[Web page and app entries]
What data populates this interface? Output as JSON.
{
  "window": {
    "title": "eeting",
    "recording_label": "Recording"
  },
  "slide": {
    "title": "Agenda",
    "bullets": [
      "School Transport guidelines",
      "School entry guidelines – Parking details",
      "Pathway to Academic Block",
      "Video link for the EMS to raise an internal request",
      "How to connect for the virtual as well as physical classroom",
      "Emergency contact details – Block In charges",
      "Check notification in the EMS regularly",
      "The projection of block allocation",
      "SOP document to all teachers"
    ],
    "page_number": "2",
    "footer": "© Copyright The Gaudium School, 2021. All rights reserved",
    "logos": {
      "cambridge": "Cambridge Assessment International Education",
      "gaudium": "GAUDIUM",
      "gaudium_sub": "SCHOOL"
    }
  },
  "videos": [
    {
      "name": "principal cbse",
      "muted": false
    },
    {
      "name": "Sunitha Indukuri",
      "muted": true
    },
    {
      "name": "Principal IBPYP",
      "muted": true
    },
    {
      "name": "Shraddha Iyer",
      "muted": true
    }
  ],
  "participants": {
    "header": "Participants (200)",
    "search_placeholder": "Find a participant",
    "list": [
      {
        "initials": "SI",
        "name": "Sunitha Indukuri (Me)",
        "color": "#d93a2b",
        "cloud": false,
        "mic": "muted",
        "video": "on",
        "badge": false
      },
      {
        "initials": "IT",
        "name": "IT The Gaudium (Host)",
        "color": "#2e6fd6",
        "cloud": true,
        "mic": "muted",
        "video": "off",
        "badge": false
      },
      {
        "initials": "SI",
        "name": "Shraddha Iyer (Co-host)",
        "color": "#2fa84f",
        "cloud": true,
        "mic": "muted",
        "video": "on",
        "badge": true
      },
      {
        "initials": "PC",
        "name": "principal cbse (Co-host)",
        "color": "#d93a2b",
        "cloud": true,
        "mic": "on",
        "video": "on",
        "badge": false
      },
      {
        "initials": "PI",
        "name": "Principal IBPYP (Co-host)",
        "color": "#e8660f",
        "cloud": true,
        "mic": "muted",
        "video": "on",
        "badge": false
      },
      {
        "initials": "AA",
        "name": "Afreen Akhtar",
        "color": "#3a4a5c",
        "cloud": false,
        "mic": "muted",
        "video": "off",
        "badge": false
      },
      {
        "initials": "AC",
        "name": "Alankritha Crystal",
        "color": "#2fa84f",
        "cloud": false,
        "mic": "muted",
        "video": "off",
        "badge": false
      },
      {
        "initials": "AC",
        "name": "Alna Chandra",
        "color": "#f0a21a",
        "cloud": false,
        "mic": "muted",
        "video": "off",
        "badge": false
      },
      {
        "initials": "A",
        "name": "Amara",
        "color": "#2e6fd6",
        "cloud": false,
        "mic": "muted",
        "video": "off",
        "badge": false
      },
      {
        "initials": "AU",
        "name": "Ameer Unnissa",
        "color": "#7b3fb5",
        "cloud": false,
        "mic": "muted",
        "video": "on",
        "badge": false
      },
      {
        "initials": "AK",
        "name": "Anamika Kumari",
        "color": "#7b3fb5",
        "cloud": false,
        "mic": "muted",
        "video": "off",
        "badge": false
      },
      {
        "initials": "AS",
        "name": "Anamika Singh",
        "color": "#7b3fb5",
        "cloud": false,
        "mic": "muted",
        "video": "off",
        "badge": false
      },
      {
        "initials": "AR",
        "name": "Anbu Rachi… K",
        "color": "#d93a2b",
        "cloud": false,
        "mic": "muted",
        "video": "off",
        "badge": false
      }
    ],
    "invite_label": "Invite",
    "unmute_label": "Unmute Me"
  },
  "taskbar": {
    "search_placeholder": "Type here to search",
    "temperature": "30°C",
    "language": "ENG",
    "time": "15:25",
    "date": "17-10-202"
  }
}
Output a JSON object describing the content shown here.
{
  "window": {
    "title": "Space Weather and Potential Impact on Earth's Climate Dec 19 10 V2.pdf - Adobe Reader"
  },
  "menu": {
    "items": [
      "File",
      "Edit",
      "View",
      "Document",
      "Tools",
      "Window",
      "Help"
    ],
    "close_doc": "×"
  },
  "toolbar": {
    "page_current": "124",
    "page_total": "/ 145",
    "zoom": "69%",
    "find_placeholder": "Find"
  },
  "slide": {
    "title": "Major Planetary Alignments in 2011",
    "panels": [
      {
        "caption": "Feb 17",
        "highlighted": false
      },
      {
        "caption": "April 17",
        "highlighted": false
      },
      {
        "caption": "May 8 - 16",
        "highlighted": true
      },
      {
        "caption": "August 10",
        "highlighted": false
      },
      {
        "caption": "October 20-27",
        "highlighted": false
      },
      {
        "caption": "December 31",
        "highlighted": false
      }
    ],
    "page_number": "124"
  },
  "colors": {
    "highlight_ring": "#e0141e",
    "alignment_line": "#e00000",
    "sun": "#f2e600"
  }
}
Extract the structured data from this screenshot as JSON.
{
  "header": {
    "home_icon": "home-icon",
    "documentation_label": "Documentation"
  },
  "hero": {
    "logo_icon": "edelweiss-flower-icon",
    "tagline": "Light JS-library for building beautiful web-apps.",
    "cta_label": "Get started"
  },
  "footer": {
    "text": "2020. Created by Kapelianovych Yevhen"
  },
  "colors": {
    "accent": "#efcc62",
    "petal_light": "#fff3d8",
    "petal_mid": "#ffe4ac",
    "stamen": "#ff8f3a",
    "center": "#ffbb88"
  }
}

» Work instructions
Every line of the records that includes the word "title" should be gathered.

» Solution to this task
    "title": "eeting",
    "title": "Agenda",
    "title": "Space Weather and Potential Impact on Earth's Climate Dec 19 10 V2.pdf - Adobe Reader"
    "title": "Major Planetary Alignments in 2011",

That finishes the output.